**Work request**
Every entry is to be set down a second time, precisely as written.

BEGIN

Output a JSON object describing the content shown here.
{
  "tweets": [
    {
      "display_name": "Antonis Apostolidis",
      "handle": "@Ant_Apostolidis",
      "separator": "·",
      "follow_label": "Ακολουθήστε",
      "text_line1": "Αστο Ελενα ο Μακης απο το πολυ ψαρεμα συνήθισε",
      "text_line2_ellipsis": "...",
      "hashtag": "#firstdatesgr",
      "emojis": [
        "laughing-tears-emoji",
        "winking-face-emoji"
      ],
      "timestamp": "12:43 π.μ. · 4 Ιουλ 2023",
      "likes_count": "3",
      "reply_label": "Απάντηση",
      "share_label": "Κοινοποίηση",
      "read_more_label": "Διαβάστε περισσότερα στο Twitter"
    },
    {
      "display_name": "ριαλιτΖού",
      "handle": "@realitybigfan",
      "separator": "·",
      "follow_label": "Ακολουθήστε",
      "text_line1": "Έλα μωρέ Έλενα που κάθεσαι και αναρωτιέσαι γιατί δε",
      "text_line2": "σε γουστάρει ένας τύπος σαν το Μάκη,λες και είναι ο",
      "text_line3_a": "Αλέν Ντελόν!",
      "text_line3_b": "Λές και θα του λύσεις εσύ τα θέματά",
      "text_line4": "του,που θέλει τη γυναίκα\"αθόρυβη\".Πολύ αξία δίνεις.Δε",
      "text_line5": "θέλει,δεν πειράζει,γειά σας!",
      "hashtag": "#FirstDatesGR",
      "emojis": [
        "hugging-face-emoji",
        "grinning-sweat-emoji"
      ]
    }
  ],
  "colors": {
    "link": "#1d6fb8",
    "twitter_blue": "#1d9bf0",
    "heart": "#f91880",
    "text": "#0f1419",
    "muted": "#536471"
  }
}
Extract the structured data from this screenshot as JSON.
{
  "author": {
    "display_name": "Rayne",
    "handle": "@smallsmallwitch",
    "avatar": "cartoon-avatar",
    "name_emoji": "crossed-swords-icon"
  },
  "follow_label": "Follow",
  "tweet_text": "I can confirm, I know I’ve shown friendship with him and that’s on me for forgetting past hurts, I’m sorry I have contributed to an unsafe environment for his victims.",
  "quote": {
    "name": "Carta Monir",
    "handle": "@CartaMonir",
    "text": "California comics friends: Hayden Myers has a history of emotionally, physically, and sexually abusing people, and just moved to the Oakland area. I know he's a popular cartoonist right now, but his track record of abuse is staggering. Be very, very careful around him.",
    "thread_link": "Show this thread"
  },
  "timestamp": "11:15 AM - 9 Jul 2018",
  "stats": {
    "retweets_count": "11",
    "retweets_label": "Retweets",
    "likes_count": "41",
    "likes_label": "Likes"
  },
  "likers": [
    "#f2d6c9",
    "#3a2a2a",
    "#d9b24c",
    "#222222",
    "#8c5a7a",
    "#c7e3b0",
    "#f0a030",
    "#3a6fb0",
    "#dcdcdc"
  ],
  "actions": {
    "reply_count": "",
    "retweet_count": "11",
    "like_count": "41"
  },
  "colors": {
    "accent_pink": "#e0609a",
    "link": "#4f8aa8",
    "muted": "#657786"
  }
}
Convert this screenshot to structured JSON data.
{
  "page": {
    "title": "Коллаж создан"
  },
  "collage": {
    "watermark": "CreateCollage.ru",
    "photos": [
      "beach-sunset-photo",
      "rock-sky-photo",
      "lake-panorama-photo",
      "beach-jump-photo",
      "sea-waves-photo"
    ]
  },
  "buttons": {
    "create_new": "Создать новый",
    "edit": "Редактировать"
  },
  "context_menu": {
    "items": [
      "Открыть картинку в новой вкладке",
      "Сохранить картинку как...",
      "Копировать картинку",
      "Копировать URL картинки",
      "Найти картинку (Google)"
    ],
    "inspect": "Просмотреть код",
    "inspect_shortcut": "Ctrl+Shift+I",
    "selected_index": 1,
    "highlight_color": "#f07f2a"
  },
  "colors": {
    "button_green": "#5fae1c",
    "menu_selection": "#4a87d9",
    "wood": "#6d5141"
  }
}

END

**Exercise output**
Output a JSON object describing the content shown here.
{
  "tweets": [
    {
      "display_name": "Antonis Apostolidis",
      "handle": "@Ant_Apostolidis",
      "separator": "·",
      "follow_label": "Ακολουθήστε",
      "text_line1": "Αστο Ελενα ο Μακης απο το πολυ ψαρεμα συνήθισε",
      "text_line2_ellipsis": "...",
      "hashtag": "#firstdatesgr",
      "emojis": [
        "laughing-tears-emoji",
        "winking-face-emoji"
      ],
      "timestamp": "12:43 π.μ. · 4 Ιουλ 2023",
      "likes_count": "3",
      "reply_label": "Απάντηση",
      "share_label": "Κοινοποίηση",
      "read_more_label": "Διαβάστε περισσότερα στο Twitter"
    },
    {
      "display_name": "ριαλιτΖού",
      "handle": "@realitybigfan",
      "separator": "·",
      "follow_label": "Ακολουθήστε",
      "text_line1": "Έλα μωρέ Έλενα που κάθεσαι και αναρωτιέσαι γιατί δε",
      "text_line2": "σε γουστάρει ένας τύπος σαν το Μάκη,λες και είναι ο",
      "text_line3_a": "Αλέν Ντελόν!",
      "text_line3_b": "Λές και θα του λύσεις εσύ τα θέματά",
      "text_line4": "του,που θέλει τη γυναίκα\"αθόρυβη\".Πολύ αξία δίνεις.Δε",
      "text_line5": "θέλει,δεν πειράζει,γειά σας!",
      "hashtag": "#FirstDatesGR",
      "emojis": [
        "hugging-face-emoji",
        "grinning-sweat-emoji"
      ]
    }
  ],
  "colors": {
    "link": "#1d6fb8",
    "twitter_blue": "#1d9bf0",
    "heart": "#f91880",
    "text": "#0f1419",
    "muted": "#536471"
  }
}
Extract the structured data from this screenshot as JSON.
{
  "author": {
    "display_name": "Rayne",
    "handle": "@smallsmallwitch",
    "avatar": "cartoon-avatar",
    "name_emoji": "crossed-swords-icon"
  },
  "follow_label": "Follow",
  "tweet_text": "I can confirm, I know I’ve shown friendship with him and that’s on me for forgetting past hurts, I’m sorry I have contributed to an unsafe environment for his victims.",
  "quote": {
    "name": "Carta Monir",
    "handle": "@CartaMonir",
    "text": "California comics friends: Hayden Myers has a history of emotionally, physically, and sexually abusing people, and just moved to the Oakland area. I know he's a popular cartoonist right now, but his track record of abuse is staggering. Be very, very careful around him.",
    "thread_link": "Show this thread"
  },
  "timestamp": "11:15 AM - 9 Jul 2018",
  "stats": {
    "retweets_count": "11",
    "retweets_label": "Retweets",
    "likes_count": "41",
    "likes_label": "Likes"
  },
  "likers": [
    "#f2d6c9",
    "#3a2a2a",
    "#d9b24c",
    "#222222",
    "#8c5a7a",
    "#c7e3b0",
    "#f0a030",
    "#3a6fb0",
    "#dcdcdc"
  ],
  "actions": {
    "reply_count": "",
    "retweet_count": "11",
    "like_count": "41"
  },
  "colors": {
    "accent_pink": "#e0609a",
    "link": "#4f8aa8",
    "muted": "#657786"
  }
}
Convert this screenshot to structured JSON data.
{
  "page": {
    "title": "Коллаж создан"
  },
  "collage": {
    "watermark": "CreateCollage.ru",
    "photos": [
      "beach-sunset-photo",
      "rock-sky-photo",
      "lake-panorama-photo",
      "beach-jump-photo",
      "sea-waves-photo"
    ]
  },
  "buttons": {
    "create_new": "Создать новый",
    "edit": "Редактировать"
  },
  "context_menu": {
    "items": [
      "Открыть картинку в новой вкладке",
      "Сохранить картинку как...",
      "Копировать картинку",
      "Копировать URL картинки",
      "Найти картинку (Google)"
    ],
    "inspect": "Просмотреть код",
    "inspect_shortcut": "Ctrl+Shift+I",
    "selected_index": 1,
    "highlight_color": "#f07f2a"
  },
  "colors": {
    "button_green": "#5fae1c",
    "menu_selection": "#4a87d9",
    "wood": "#6d5141"
  }
}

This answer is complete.